Ongoing MSU research is determining appropriate soil testing procedures and prevention, adaptation, and mitigation options, which will be discussed in a future Fertilizer Fact. More information is available at MSU's Soil Acidification Webpage, and in The Soil ScoopSoil Acidification: Problems, Causes & Testing, and Soil Acidification: Management.


  • Addition of seed-placed fertilizer-P can mitigate Al toxicity and increase growth and grain yield of cereal crops in acid-affected soils.
  • Responses to fertilizer-P in acid-affected soils occur even if the soils test very high in available-P.


We thank the Montana Agricultural Experiment Station, the Montana Fertilizer Advisory Committee, and USDA’s Western Sustainable Agriculture Research and Education program for supporting this study. We also thank collaborating producers for allowing us to conduct research on their farms.


Johnson, G.V., R.L.Westerman, E. Allen, and R. Boman. 1991. Managing acid soils for wheat production. Oklahoma State Univ. Ext. Facts F-2240. Oklahoma State Univ., Stillwater, OK.

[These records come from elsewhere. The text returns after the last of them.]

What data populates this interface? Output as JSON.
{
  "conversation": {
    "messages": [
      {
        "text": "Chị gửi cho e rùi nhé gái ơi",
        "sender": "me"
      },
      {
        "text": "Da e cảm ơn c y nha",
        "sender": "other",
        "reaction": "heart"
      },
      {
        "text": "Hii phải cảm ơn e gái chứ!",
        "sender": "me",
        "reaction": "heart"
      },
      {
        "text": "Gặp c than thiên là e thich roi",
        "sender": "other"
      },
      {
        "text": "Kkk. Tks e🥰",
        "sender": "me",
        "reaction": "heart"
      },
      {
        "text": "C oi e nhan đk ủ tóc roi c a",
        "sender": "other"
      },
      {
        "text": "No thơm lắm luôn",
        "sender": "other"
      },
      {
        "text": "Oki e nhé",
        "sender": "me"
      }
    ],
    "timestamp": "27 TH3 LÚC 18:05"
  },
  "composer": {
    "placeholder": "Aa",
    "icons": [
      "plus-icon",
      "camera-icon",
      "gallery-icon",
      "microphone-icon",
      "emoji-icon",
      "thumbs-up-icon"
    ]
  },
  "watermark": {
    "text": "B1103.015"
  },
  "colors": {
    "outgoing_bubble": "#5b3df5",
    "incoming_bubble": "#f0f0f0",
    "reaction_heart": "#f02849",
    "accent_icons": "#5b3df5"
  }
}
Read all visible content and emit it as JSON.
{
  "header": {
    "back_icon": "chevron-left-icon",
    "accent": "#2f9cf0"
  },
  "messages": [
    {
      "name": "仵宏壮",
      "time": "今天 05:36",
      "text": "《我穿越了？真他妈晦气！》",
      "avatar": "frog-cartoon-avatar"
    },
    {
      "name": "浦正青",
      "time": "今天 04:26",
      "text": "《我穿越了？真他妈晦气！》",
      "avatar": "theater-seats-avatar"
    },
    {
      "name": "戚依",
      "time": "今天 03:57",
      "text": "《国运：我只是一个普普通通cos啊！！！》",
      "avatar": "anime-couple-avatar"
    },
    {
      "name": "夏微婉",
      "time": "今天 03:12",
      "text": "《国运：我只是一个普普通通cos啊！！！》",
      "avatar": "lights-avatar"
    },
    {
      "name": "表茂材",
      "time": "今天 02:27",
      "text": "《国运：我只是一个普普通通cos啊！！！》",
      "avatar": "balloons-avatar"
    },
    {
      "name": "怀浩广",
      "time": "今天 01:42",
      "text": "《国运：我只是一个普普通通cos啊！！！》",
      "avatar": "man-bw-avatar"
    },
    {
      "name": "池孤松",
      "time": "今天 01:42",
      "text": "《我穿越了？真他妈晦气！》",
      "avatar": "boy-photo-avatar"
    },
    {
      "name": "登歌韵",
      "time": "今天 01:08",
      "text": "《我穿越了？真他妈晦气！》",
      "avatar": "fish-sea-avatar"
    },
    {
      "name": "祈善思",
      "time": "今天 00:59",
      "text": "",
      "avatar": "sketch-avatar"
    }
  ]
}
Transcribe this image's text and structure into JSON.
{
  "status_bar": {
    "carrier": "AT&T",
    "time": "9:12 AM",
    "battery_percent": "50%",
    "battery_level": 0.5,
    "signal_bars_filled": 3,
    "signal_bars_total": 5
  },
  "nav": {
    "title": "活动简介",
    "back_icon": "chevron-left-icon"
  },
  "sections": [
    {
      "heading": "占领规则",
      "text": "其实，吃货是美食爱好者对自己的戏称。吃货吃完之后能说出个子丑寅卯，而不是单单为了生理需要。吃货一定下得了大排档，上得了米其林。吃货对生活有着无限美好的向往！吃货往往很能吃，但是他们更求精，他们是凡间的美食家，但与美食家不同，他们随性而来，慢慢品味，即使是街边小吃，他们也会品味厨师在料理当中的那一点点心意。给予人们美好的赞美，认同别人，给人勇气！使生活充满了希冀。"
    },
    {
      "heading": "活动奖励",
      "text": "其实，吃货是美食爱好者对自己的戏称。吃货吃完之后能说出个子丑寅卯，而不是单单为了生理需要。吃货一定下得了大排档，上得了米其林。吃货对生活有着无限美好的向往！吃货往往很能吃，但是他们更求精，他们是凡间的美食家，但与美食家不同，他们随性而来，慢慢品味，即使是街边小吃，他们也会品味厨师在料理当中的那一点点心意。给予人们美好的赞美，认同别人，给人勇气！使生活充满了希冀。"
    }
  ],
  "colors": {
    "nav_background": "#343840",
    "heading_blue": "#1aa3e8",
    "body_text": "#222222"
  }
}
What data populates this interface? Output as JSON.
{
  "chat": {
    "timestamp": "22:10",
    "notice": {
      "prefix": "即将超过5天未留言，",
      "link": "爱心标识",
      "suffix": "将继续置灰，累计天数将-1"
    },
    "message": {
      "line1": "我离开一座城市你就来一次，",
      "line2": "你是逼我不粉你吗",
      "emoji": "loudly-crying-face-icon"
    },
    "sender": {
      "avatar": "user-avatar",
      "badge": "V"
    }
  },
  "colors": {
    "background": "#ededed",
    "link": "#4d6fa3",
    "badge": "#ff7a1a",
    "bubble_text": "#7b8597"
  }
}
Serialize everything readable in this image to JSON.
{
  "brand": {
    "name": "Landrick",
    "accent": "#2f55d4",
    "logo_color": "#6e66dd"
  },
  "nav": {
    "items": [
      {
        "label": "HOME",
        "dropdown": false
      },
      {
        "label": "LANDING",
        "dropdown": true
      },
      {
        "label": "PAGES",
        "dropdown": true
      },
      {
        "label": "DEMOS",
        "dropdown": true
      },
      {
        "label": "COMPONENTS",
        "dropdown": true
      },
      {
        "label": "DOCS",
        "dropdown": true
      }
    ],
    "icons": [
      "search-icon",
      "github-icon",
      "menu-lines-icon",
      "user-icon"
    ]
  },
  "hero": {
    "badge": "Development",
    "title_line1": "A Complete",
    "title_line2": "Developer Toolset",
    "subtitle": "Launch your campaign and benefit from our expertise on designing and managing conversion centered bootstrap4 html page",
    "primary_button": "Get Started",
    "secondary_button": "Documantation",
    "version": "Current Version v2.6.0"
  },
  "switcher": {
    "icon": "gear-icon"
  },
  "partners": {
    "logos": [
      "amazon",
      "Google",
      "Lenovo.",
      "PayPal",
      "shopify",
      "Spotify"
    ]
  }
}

Kaitibie, S., F.M Epplin, E.G. Krenzer, Jr, and H. Zhang. 2002. Economics of lime and phosphorus application for dual-purpose winter wheat production in low-pH soils. Agron. J. 94:1139-1145.


Posted June 2020